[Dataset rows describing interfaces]
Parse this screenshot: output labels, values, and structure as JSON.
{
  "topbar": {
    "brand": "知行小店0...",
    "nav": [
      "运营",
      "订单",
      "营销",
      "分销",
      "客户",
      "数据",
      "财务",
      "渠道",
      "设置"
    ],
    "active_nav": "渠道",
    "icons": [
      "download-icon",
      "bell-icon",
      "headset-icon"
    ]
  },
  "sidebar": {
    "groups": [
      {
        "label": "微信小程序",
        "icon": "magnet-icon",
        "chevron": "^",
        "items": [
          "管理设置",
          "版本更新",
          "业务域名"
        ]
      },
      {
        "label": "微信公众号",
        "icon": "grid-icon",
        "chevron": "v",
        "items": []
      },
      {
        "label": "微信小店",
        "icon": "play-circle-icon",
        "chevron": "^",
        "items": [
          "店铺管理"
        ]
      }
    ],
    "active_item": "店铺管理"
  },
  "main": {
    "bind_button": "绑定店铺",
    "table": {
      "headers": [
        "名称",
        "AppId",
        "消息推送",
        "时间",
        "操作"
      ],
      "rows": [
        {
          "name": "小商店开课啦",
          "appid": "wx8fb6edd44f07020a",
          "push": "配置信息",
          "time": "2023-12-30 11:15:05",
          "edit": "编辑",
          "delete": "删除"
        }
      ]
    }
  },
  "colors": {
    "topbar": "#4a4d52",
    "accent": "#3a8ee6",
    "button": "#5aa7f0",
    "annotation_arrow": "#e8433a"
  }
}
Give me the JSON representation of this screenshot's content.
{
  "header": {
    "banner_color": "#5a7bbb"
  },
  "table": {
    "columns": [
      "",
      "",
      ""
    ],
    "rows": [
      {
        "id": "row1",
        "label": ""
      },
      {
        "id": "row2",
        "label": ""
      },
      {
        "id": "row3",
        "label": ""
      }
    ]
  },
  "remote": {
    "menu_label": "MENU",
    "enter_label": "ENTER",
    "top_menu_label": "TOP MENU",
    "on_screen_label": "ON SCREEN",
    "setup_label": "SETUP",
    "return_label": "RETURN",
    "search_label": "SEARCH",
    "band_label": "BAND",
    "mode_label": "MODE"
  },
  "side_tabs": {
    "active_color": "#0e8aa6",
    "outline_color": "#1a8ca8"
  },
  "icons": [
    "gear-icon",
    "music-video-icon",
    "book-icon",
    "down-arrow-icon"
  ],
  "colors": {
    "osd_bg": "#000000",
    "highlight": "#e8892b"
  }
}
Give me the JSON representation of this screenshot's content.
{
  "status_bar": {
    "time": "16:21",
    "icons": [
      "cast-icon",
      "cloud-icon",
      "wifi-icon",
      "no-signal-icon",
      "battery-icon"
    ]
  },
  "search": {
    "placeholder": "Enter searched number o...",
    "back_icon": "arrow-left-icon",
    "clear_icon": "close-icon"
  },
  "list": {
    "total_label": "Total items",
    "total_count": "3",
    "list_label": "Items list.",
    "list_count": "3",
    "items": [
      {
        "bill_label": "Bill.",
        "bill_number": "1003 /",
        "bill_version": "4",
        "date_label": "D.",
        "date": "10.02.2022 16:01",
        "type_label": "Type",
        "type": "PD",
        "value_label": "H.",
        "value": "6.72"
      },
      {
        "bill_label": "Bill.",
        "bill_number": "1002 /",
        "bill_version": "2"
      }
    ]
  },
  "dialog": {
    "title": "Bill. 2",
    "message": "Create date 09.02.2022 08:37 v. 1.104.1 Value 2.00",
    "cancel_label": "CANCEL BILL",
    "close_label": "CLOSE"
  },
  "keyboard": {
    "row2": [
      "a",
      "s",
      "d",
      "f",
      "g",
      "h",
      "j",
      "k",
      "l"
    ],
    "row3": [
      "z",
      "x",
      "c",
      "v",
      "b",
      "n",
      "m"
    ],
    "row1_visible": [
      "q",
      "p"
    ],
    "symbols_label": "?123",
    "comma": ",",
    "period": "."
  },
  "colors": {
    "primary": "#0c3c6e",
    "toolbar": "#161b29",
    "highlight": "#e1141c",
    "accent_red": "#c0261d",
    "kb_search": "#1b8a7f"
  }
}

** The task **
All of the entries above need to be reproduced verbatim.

** Output for this exercise **
Parse this screenshot: output labels, values, and structure as JSON.
{
  "topbar": {
    "brand": "知行小店0...",
    "nav": [
      "运营",
      "订单",
      "营销",
      "分销",
      "客户",
      "数据",
      "财务",
      "渠道",
      "设置"
    ],
    "active_nav": "渠道",
    "icons": [
      "download-icon",
      "bell-icon",
      "headset-icon"
    ]
  },
  "sidebar": {
    "groups": [
      {
        "label": "微信小程序",
        "icon": "magnet-icon",
        "chevron": "^",
        "items": [
          "管理设置",
          "版本更新",
          "业务域名"
        ]
      },
      {
        "label": "微信公众号",
        "icon": "grid-icon",
        "chevron": "v",
        "items": []
      },
      {
        "label": "微信小店",
        "icon": "play-circle-icon",
        "chevron": "^",
        "items": [
          "店铺管理"
        ]
      }
    ],
    "active_item": "店铺管理"
  },
  "main": {
    "bind_button": "绑定店铺",
    "table": {
      "headers": [
        "名称",
        "AppId",
        "消息推送",
        "时间",
        "操作"
      ],
      "rows": [
        {
          "name": "小商店开课啦",
          "appid": "wx8fb6edd44f07020a",
          "push": "配置信息",
          "time": "2023-12-30 11:15:05",
          "edit": "编辑",
          "delete": "删除"
        }
      ]
    }
  },
  "colors": {
    "topbar": "#4a4d52",
    "accent": "#3a8ee6",
    "button": "#5aa7f0",
    "annotation_arrow": "#e8433a"
  }
}
Give me the JSON representation of this screenshot's content.
{
  "header": {
    "banner_color": "#5a7bbb"
  },
  "table": {
    "columns": [
      "",
      "",
      ""
    ],
    "rows": [
      {
        "id": "row1",
        "label": ""
      },
      {
        "id": "row2",
        "label": ""
      },
      {
        "id": "row3",
        "label": ""
      }
    ]
  },
  "remote": {
    "menu_label": "MENU",
    "enter_label": "ENTER",
    "top_menu_label": "TOP MENU",
    "on_screen_label": "ON SCREEN",
    "setup_label": "SETUP",
    "return_label": "RETURN",
    "search_label": "SEARCH",
    "band_label": "BAND",
    "mode_label": "MODE"
  },
  "side_tabs": {
    "active_color": "#0e8aa6",
    "outline_color": "#1a8ca8"
  },
  "icons": [
    "gear-icon",
    "music-video-icon",
    "book-icon",
    "down-arrow-icon"
  ],
  "colors": {
    "osd_bg": "#000000",
    "highlight": "#e8892b"
  }
}
Give me the JSON representation of this screenshot's content.
{
  "status_bar": {
    "time": "16:21",
    "icons": [
      "cast-icon",
      "cloud-icon",
      "wifi-icon",
      "no-signal-icon",
      "battery-icon"
    ]
  },
  "search": {
    "placeholder": "Enter searched number o...",
    "back_icon": "arrow-left-icon",
    "clear_icon": "close-icon"
  },
  "list": {
    "total_label": "Total items",
    "total_count": "3",
    "list_label": "Items list.",
    "list_count": "3",
    "items": [
      {
        "bill_label": "Bill.",
        "bill_number": "1003 /",
        "bill_version": "4",
        "date_label": "D.",
        "date": "10.02.2022 16:01",
        "type_label": "Type",
        "type": "PD",
        "value_label": "H.",
        "value": "6.72"
      },
      {
        "bill_label": "Bill.",
        "bill_number": "1002 /",
        "bill_version": "2"
      }
    ]
  },
  "dialog": {
    "title": "Bill. 2",
    "message": "Create date 09.02.2022 08:37 v. 1.104.1 Value 2.00",
    "cancel_label": "CANCEL BILL",
    "close_label": "CLOSE"
  },
  "keyboard": {
    "row2": [
      "a",
      "s",
      "d",
      "f",
      "g",
      "h",
      "j",
      "k",
      "l"
    ],
    "row3": [
      "z",
      "x",
      "c",
      "v",
      "b",
      "n",
      "m"
    ],
    "row1_visible": [
      "q",
      "p"
    ],
    "symbols_label": "?123",
    "comma": ",",
    "period": "."
  },
  "colors": {
    "primary": "#0c3c6e",
    "toolbar": "#161b29",
    "highlight": "#e1141c",
    "accent_red": "#c0261d",
    "kb_search": "#1b8a7f"
  }
}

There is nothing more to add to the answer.